On Sunday, we were all up bright and early. Jules and Chris were just a couple of hours away, and I wanted the kids to be halfway packed and ready when their parents arrived. I knew Jules and Chris would only have time for a short visit, as they wanted to make it back home to Nebraska by nightfall. But Emily had other plans. Before her parents arrived that morning, she wanted to walk to the pecan orchard to see if that cow had her calf yet. So, Em and Sid and I donned our heavy winter gear and headed the short distance to the pecan orchard. Of course the cows were all grazing well off to the north, so we had a lot of walking to do. Carrying my camera and zoom lens, I scanned the distance for the white cow with the big udder. But before I found her, I saw a little lump of white with black speckles, lying on the ground ahead. Mama was nearby grazing.

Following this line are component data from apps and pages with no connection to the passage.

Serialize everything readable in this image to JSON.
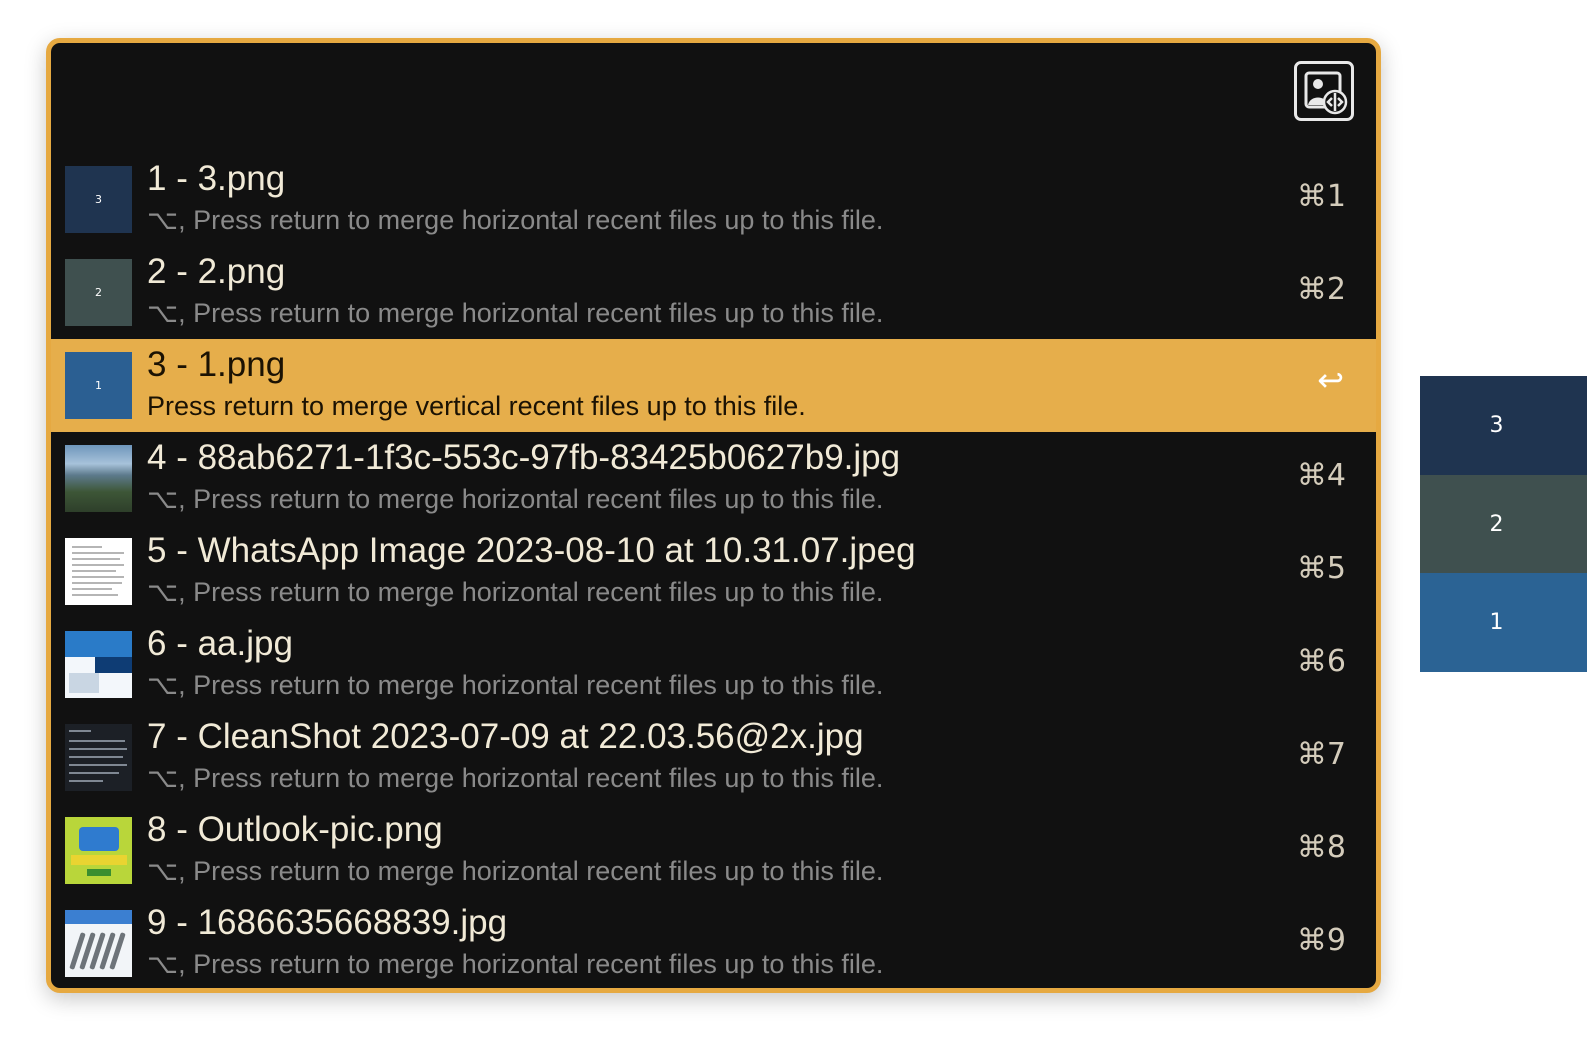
{
  "query": {
    "value": "",
    "placeholder": ""
  },
  "workflow": {
    "icon": "image-merge-icon"
  },
  "results": [
    {
      "title": "1 - 3.png",
      "subtitle": "⌥, Press return to merge horizontal recent files up to this file.",
      "shortcut": "⌘1",
      "thumb_label": "3",
      "selected": false
    },
    {
      "title": "2 - 2.png",
      "subtitle": "⌥, Press return to merge horizontal recent files up to this file.",
      "shortcut": "⌘2",
      "thumb_label": "2",
      "selected": false
    },
    {
      "title": "3 - 1.png",
      "subtitle": "Press return to merge vertical recent files up to this file.",
      "shortcut": "↩",
      "thumb_label": "1",
      "selected": true
    },
    {
      "title": "4 - 88ab6271-1f3c-553c-97fb-83425b0627b9.jpg",
      "subtitle": "⌥, Press return to merge horizontal recent files up to this file.",
      "shortcut": "⌘4",
      "thumb_label": "",
      "selected": false
    },
    {
      "title": "5 - WhatsApp Image 2023-08-10 at 10.31.07.jpeg",
      "subtitle": "⌥, Press return to merge horizontal recent files up to this file.",
      "shortcut": "⌘5",
      "thumb_label": "",
      "selected": false
    },
    {
      "title": "6 - aa.jpg",
      "subtitle": "⌥, Press return to merge horizontal recent files up to this file.",
      "shortcut": "⌘6",
      "thumb_label": "",
      "selected": false
    },
    {
      "title": "7 - CleanShot 2023-07-09 at 22.03.56@2x.jpg",
      "subtitle": "⌥, Press return to merge horizontal recent files up to this file.",
      "shortcut": "⌘7",
      "thumb_label": "",
      "selected": false
    },
    {
      "title": "8 - Outlook-pic.png",
      "subtitle": "⌥, Press return to merge horizontal recent files up to this file.",
      "shortcut": "⌘8",
      "thumb_label": "",
      "selected": false
    },
    {
      "title": "9 - 1686635668839.jpg",
      "subtitle": "⌥, Press return to merge horizontal recent files up to this file.",
      "shortcut": "⌘9",
      "thumb_label": "",
      "selected": false
    }
  ],
  "preview_strip": [
    {
      "label": "3",
      "color": "#1f3450"
    },
    {
      "label": "2",
      "color": "#3f504f"
    },
    {
      "label": "1",
      "color": "#2b6394"
    }
  ],
  "colors": {
    "accent": "#e6a941",
    "selected_row": "#e6ae4b",
    "window_bg": "#111111",
    "title_text": "#f1ead7",
    "subtitle_text": "#8a8a8a"
  }
}
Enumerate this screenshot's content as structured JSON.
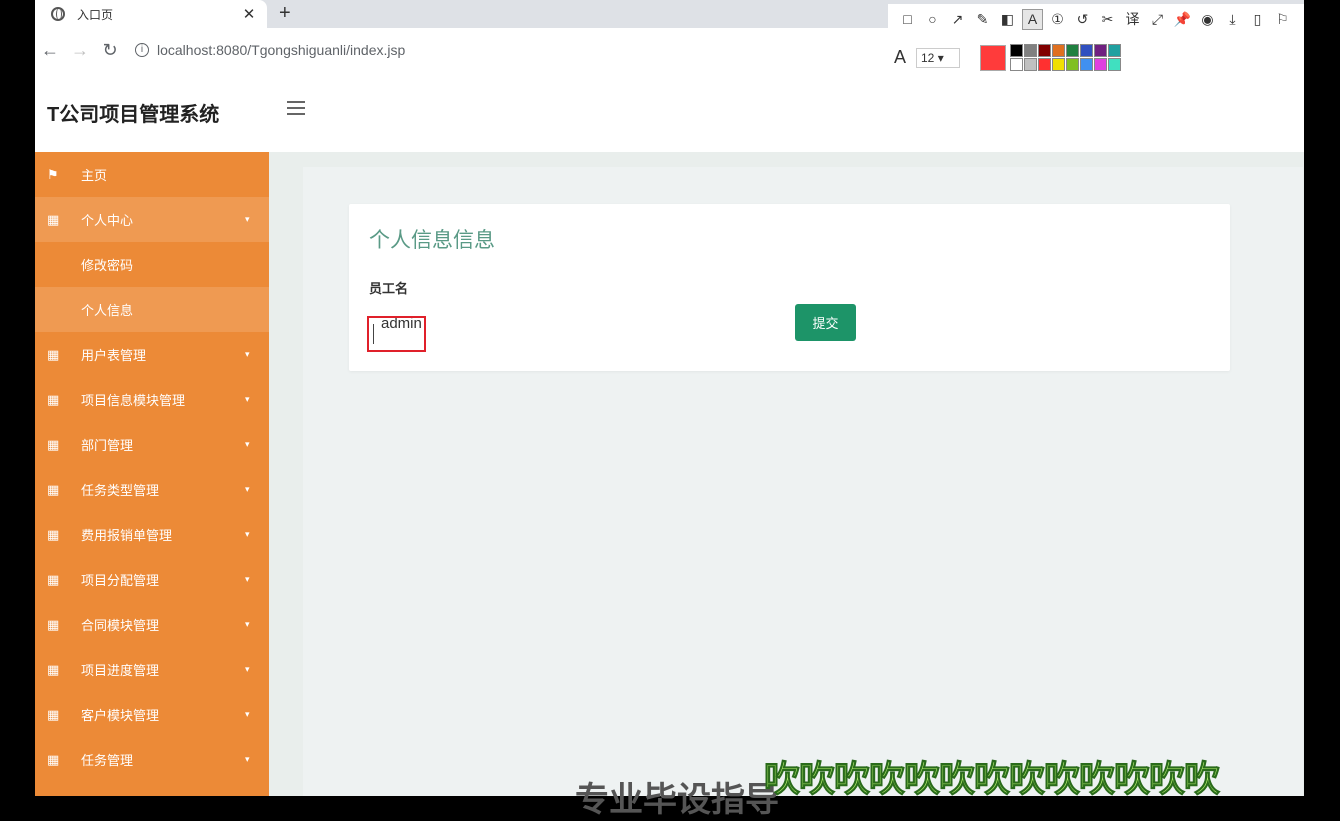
{
  "browser": {
    "tab_title": "入口页",
    "tab_close": "✕",
    "new_tab": "+",
    "back": "←",
    "forward": "→",
    "reload": "↻",
    "url": "localhost:8080/Tgongshiguanli/index.jsp"
  },
  "annotation_toolbar": {
    "tools": [
      "square-icon",
      "circle-icon",
      "arrow-icon",
      "pencil-icon",
      "mosaic-icon",
      "text-icon",
      "number-icon",
      "undo-icon",
      "scissors-icon",
      "translate-icon",
      "fullscreen-icon",
      "pin-icon",
      "record-icon",
      "download-icon",
      "copy-icon",
      "bookmark-icon"
    ],
    "tool_glyphs": [
      "□",
      "○",
      "↗",
      "✎",
      "◧",
      "A",
      "①",
      "↺",
      "✂",
      "译",
      "⤢",
      "📌",
      "◉",
      "⤓",
      "▯",
      "⚐"
    ],
    "font_glyph": "A",
    "font_size": "12",
    "current_color": "#ff3b3b",
    "palette": [
      "#000000",
      "#808080",
      "#800000",
      "#e07020",
      "#208040",
      "#3050c0",
      "#702080",
      "#20a0a0",
      "#ffffff",
      "#c0c0c0",
      "#ff3030",
      "#f0e000",
      "#80c020",
      "#4090f0",
      "#e040e0",
      "#40e0c0"
    ]
  },
  "app": {
    "brand": "T公司项目管理系统",
    "sidebar": [
      {
        "icon": "flag-icon",
        "glyph": "⚑",
        "label": "主页",
        "caret": false,
        "active": false,
        "sub": false
      },
      {
        "icon": "grid-icon",
        "glyph": "▦",
        "label": "个人中心",
        "caret": true,
        "active": true,
        "sub": false
      },
      {
        "icon": "",
        "glyph": "",
        "label": "修改密码",
        "caret": false,
        "active": false,
        "sub": true
      },
      {
        "icon": "",
        "glyph": "",
        "label": "个人信息",
        "caret": false,
        "active": true,
        "sub": true
      },
      {
        "icon": "grid-icon",
        "glyph": "▦",
        "label": "用户表管理",
        "caret": true,
        "active": false,
        "sub": false
      },
      {
        "icon": "grid-icon",
        "glyph": "▦",
        "label": "项目信息模块管理",
        "caret": true,
        "active": false,
        "sub": false
      },
      {
        "icon": "grid-icon",
        "glyph": "▦",
        "label": "部门管理",
        "caret": true,
        "active": false,
        "sub": false
      },
      {
        "icon": "grid-icon",
        "glyph": "▦",
        "label": "任务类型管理",
        "caret": true,
        "active": false,
        "sub": false
      },
      {
        "icon": "grid-icon",
        "glyph": "▦",
        "label": "费用报销单管理",
        "caret": true,
        "active": false,
        "sub": false
      },
      {
        "icon": "grid-icon",
        "glyph": "▦",
        "label": "项目分配管理",
        "caret": true,
        "active": false,
        "sub": false
      },
      {
        "icon": "grid-icon",
        "glyph": "▦",
        "label": "合同模块管理",
        "caret": true,
        "active": false,
        "sub": false
      },
      {
        "icon": "grid-icon",
        "glyph": "▦",
        "label": "项目进度管理",
        "caret": true,
        "active": false,
        "sub": false
      },
      {
        "icon": "grid-icon",
        "glyph": "▦",
        "label": "客户模块管理",
        "caret": true,
        "active": false,
        "sub": false
      },
      {
        "icon": "grid-icon",
        "glyph": "▦",
        "label": "任务管理",
        "caret": true,
        "active": false,
        "sub": false
      }
    ],
    "caret_glyph": "▾",
    "card": {
      "title": "个人信息信息",
      "field_label": "员工名",
      "field_value": "admin",
      "submit_label": "提交"
    }
  },
  "overlay": {
    "bottom_text": "专业毕设指导",
    "watermark": "吹吹吹吹吹吹吹吹吹吹吹吹吹"
  }
}
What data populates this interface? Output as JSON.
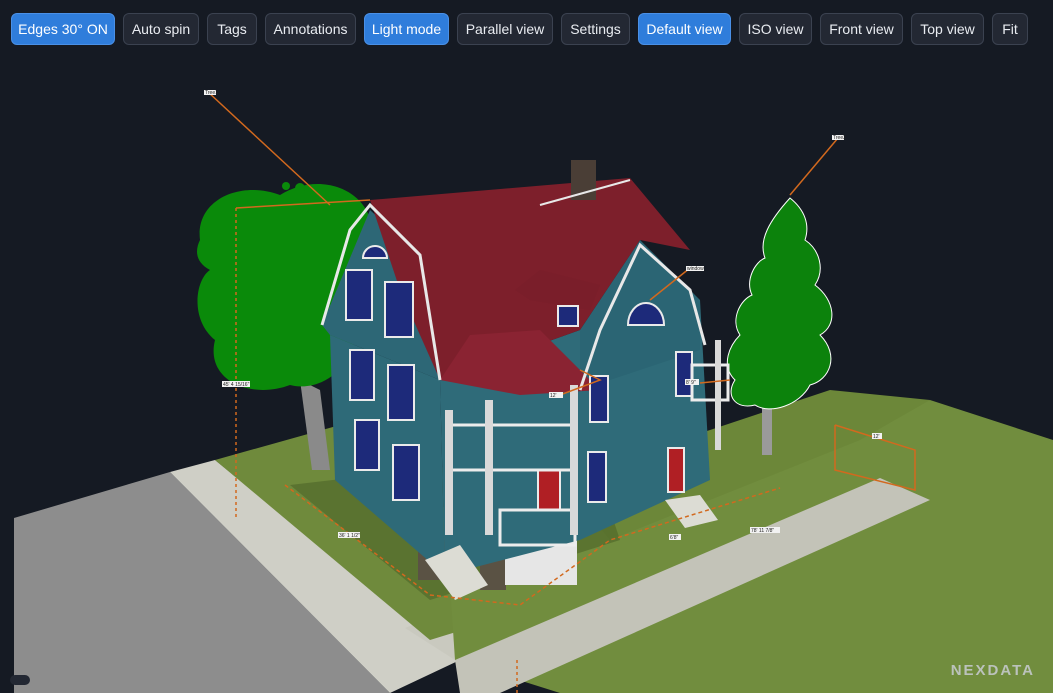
{
  "toolbar": {
    "edges": "Edges 30° ON",
    "auto_spin": "Auto spin",
    "tags": "Tags",
    "annotations": "Annotations",
    "light_mode": "Light mode",
    "parallel_view": "Parallel view",
    "settings": "Settings",
    "default_view": "Default view",
    "iso_view": "ISO view",
    "front_view": "Front view",
    "top_view": "Top view",
    "fit": "Fit"
  },
  "colors": {
    "background": "#151a23",
    "accent": "#2f7ddb",
    "siding": "#2e6a78",
    "roof": "#7d1f2b",
    "grass": "#6f8a3c",
    "dimension_line": "#d2691e"
  },
  "dimensions": {
    "height_label": "45' 4 15/16\"",
    "front_depth": "36' 1 1/2\"",
    "side_length": "78' 11 7/8\"",
    "porch_label": "12'",
    "walk_label": "6'8\"",
    "right_label": "8' 9\"",
    "right_lot": "12'"
  },
  "annotations": {
    "tree_left": "Tree1",
    "tree_right": "Tree2",
    "window_tag": "window"
  },
  "watermark": "NEXDATA"
}
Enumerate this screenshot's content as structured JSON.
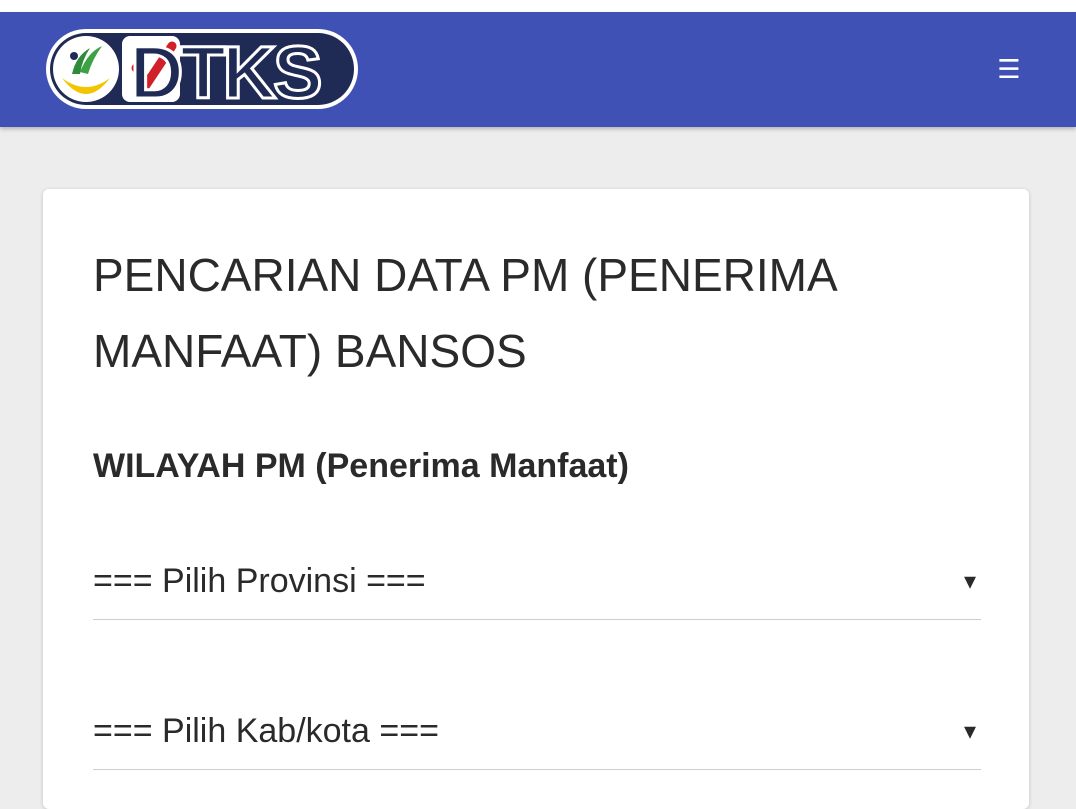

Realizing our discovery, we took our time, slowly moving towards the pair. Thankfully, the mother wasn’t a first-timer and did not seem to mind our gentle approach, even when the little bull calf got up. He was wobbly and a little off-balance, but finally got his legs moving and ran to his mama. Not wanting to create alarm for the newborn calf, we all pretended to be like the cows, stopping, bending over to pick a few pecans, and slowly inching closer again. It took time, but the cows seemed just fine to have us as their companions that morning, and we managed to get fairly close to the baby, where we just sat there and marveled at the little fella – Just like any good hillbilly would do!
© 2016 Day by Day the Farm Girl Way…